The 112-foot by 57-inch mural located in Edith Garland Dupré Library's Reference & Research Services area depicts memorable events in Louisiana’s medical history. It represents the great strides in medicine and public health occurring in the state from the early 18th century through the middle of the 20th century. The multi-panel mural begins with the habitation of the state by Native Americans and ends with the introduction of nuclear medicine during the advent of the atomic age. The semi-abstract painting has been described as “probably the most unique piece of artwork in Louisiana.”
The History of the Mural
In the 1940s, the Aloe Company, a medical supply company in New Orleans, LA, commissioned Franklin Boggs to capture the evolution of the state's medical history. Boggs made several trips to New Orleans to gather research for the project. He worked on the mural entirely in Wisconsin on the campus of Beloit College. He completed the mural in 1948 after taking two years to paint it. Boggs personally packaged and shipped the panels and oversaw the installation.
After 25 years on display at the Aloe Company, the mural's new home became the Tulane Medical Center. Boggs again traveled to New Orleans to oversee the removal and reinstallation. Several years later, the panels were taken down and placed into storage. The mural was on the path to obscurity and probably lost when it re-emerged from a Tulane storage area 15 years later.

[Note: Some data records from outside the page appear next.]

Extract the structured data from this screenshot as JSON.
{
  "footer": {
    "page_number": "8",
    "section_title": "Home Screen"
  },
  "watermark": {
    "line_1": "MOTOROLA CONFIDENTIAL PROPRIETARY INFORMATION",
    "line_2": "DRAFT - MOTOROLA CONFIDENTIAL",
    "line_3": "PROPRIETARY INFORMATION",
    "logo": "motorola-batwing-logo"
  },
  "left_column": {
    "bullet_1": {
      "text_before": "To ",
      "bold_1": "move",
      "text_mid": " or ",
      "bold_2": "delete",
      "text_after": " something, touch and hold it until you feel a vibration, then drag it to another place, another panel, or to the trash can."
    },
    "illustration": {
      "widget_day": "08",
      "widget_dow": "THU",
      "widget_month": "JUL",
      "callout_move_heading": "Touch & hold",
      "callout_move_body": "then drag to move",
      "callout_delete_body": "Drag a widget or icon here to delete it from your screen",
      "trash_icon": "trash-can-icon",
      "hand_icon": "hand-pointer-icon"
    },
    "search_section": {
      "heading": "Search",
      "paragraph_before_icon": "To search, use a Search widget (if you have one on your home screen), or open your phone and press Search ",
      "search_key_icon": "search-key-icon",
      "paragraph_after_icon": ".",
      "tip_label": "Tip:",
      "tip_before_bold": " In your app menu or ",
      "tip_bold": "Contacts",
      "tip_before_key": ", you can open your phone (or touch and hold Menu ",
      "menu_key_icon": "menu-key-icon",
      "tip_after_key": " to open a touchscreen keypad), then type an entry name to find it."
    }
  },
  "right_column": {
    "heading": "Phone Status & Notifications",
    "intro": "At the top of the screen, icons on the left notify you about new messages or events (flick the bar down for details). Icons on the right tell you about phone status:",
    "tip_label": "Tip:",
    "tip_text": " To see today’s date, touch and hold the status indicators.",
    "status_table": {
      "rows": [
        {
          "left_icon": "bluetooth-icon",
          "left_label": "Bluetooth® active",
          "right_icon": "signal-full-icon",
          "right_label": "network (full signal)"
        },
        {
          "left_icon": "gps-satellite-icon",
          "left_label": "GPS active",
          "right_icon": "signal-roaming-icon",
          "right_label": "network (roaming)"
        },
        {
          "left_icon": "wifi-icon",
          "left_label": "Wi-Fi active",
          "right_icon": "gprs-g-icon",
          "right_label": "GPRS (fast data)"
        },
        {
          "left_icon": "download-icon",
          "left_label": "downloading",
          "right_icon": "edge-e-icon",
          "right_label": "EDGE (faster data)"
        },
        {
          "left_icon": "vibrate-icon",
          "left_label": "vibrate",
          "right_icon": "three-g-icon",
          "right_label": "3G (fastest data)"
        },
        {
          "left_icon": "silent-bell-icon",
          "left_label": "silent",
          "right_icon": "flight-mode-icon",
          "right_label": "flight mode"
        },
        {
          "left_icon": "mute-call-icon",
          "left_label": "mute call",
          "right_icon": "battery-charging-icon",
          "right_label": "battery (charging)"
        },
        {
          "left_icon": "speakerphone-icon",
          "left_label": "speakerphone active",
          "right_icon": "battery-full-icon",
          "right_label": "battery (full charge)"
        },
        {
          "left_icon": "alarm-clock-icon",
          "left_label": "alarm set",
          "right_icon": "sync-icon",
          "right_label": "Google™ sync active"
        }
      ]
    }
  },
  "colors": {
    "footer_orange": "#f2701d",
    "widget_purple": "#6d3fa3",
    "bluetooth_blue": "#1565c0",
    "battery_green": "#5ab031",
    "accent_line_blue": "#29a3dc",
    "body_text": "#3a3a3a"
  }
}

A group familiar with the artwork rescued the panels looking to preserve its history but struggled to find an organization willing to take the massive piece.
When hearing about the mural and its preservation effort, Dr. and Mrs. Thomas F. Kreamer of Franklin, were instrumental in getting the work to the University of Louisiana at Lafayette. At the University, the panels were restored by artists Robert Dafford and Wayne Ditch through the generous support of Teche Federal Savings Bank, the Friends of the Edith Garland Dupré Library, and the University of Louisiana at Lafayette Foundation. In 2002, the mural became part of the landscape of the 1st Floor of Edith Garland Dupré Library. This time around, Boggs, now in his 80s, was unable to travel to oversee the operation. He did, however, write a letter to the University acknowledging the mural's restoration and preservation and, in a phone interview with library faculty and others, described the mural's new home at an academic library as simply "ideal".
View the mural in its entirety (PNG).